The Bunces became the last owners of Clappers Green Farm, but the Bunces had older connections in Palmers Green at Bunces Farm on Firs Lane.
The farmhouse and outbuildings were built on the site of the The Firs, the grand home of the the Lake family. Alan Dumayne relates that the Lakes were originally from Lincolnshire. Royalist Sir Edward Lake was granted a baronetcy by Charles I for services rendered and although it fell into disuse it was subsequently renewed by Sir Bibye Lake who lived at The Firs. The reputedly very handsome building was approached by a long drive just opposite the present day St Monica’s Church (the drive was stopped up at the beginning of the 19th century and the land added to the Firs Estate).

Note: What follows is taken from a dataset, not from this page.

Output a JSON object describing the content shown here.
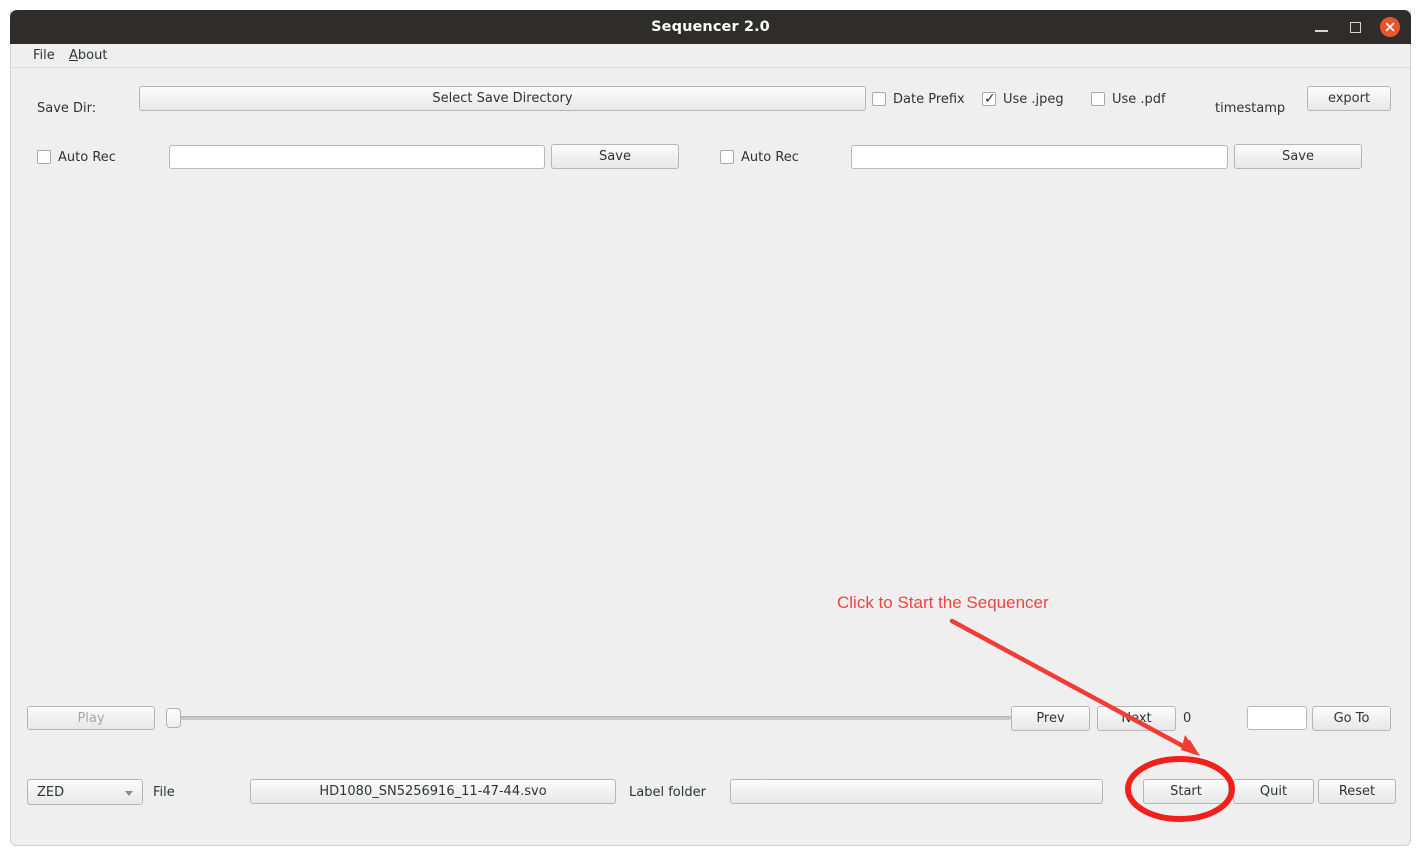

The Lake’s wealth, says Dumayne, had come from the Hudson Bay company where successive generations were governors (There is now a piece of Canada which is forever North London – Edmonton Alberta was named after Edmonton Middlesex).
The last Lake at the Firs was Sir James Winter Lake FRSA. Fabulously weathly, he assembled a stunning art collection. Dumayne tells us this was sold on his death in 1808 in 1135 lots. The sale lasted 8 days, but didn’t include his extensive library, which took another 15 days, or his engravings, which took another 12!
The farm buildings appear to have been on the west side of Firs Lane, roughly at the junction with Ferndale Road, and Regnart, reminiscing back to the 1880s, states that the lands once extended to Green Lanes.
Bunces farm was at one time part of the Huxley Estate. George Bunce took over the farm in the 1840s and his family held it for three generations. Future generations of Bunces also became tenant farmers of Firs Farm, a short distance further north along Firs Lane.